- Component data from apps and pages -
------------------------------------------------

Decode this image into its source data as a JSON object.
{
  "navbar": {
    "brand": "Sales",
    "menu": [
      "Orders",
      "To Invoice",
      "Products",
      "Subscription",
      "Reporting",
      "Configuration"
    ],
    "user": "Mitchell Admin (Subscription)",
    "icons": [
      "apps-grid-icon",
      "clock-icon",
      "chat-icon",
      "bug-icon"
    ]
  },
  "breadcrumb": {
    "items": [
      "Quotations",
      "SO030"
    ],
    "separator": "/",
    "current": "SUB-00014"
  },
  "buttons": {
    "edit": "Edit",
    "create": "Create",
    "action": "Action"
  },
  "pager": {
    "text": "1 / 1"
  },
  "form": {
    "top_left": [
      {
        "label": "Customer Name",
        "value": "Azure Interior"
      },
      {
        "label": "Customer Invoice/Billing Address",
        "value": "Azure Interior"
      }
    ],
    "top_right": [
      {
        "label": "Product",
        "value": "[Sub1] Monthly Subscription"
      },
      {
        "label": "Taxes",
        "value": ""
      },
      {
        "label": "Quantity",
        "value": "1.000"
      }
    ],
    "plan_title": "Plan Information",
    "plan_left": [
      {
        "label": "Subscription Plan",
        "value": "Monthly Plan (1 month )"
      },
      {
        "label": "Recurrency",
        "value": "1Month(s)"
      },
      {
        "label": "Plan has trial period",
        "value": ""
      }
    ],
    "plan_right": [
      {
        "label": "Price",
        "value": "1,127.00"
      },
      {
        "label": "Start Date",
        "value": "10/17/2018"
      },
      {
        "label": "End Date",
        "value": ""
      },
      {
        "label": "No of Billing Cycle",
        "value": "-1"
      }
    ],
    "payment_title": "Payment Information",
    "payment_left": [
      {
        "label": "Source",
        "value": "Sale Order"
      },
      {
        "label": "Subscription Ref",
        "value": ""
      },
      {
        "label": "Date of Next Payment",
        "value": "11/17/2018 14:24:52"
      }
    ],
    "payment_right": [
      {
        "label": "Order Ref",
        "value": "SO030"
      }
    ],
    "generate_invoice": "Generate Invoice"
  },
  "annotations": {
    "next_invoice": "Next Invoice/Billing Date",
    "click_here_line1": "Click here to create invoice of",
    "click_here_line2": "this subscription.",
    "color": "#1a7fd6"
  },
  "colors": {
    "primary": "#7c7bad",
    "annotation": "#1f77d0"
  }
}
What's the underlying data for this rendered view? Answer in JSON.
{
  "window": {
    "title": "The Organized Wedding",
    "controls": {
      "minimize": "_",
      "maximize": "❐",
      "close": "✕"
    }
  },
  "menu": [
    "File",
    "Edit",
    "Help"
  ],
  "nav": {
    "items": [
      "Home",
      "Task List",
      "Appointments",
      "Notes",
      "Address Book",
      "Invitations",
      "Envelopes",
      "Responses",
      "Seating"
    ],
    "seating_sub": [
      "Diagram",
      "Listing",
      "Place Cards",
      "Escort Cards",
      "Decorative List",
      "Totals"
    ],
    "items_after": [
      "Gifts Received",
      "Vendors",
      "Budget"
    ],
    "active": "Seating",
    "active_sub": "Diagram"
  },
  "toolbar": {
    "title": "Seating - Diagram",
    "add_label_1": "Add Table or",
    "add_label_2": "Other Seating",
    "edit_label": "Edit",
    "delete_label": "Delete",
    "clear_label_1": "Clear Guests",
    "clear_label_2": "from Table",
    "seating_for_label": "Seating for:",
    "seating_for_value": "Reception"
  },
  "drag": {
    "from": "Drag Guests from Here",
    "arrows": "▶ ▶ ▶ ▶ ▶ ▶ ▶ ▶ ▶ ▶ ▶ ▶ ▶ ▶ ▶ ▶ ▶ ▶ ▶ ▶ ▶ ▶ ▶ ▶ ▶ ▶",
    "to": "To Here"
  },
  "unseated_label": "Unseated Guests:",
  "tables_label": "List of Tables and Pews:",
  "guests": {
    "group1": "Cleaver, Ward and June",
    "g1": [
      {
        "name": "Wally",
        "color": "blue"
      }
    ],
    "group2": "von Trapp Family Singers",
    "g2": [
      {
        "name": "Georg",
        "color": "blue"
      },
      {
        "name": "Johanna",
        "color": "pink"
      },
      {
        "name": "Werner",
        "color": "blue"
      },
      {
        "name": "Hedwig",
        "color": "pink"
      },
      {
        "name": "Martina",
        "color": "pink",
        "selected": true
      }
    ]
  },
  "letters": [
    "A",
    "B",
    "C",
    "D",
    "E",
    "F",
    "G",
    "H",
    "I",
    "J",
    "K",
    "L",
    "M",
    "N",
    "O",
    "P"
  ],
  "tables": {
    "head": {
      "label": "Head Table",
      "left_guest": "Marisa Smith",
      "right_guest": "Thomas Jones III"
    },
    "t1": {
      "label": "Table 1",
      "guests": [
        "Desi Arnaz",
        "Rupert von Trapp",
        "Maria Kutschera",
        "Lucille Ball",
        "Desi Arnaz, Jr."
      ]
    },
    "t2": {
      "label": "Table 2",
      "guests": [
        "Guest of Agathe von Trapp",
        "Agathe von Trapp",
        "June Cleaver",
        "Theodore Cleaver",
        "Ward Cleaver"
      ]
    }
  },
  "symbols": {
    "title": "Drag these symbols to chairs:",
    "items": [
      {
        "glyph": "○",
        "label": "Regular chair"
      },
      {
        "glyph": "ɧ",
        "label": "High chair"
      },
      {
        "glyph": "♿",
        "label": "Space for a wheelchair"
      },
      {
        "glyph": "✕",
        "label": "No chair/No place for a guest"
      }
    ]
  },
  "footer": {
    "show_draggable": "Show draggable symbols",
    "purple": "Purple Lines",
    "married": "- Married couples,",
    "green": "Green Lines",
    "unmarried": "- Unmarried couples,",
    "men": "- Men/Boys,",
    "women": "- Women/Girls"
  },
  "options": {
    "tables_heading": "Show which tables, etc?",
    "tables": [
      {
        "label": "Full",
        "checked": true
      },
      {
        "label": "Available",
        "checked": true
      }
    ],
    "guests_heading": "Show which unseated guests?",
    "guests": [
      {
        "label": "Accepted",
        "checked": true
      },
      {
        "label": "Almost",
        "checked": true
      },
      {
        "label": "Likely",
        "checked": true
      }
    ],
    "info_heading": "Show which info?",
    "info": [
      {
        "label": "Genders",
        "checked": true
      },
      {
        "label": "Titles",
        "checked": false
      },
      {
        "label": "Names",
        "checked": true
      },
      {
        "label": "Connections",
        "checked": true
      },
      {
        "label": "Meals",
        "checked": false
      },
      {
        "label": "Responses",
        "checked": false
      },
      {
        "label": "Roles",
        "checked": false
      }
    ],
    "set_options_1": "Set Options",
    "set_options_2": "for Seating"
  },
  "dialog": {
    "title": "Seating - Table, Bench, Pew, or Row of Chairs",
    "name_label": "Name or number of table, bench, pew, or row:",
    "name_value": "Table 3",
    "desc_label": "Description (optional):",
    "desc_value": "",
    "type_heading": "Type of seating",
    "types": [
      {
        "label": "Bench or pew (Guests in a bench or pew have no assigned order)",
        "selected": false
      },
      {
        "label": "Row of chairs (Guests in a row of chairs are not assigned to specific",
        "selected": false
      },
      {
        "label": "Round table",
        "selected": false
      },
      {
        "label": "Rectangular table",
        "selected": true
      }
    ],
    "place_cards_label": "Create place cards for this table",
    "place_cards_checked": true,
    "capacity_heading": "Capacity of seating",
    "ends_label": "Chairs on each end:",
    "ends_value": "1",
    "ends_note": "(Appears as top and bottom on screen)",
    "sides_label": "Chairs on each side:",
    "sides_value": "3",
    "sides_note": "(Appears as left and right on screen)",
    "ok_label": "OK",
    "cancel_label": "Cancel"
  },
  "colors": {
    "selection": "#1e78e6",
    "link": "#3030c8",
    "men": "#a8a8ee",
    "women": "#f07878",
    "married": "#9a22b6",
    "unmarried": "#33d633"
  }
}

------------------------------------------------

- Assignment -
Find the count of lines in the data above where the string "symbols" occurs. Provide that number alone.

- Task solution -
3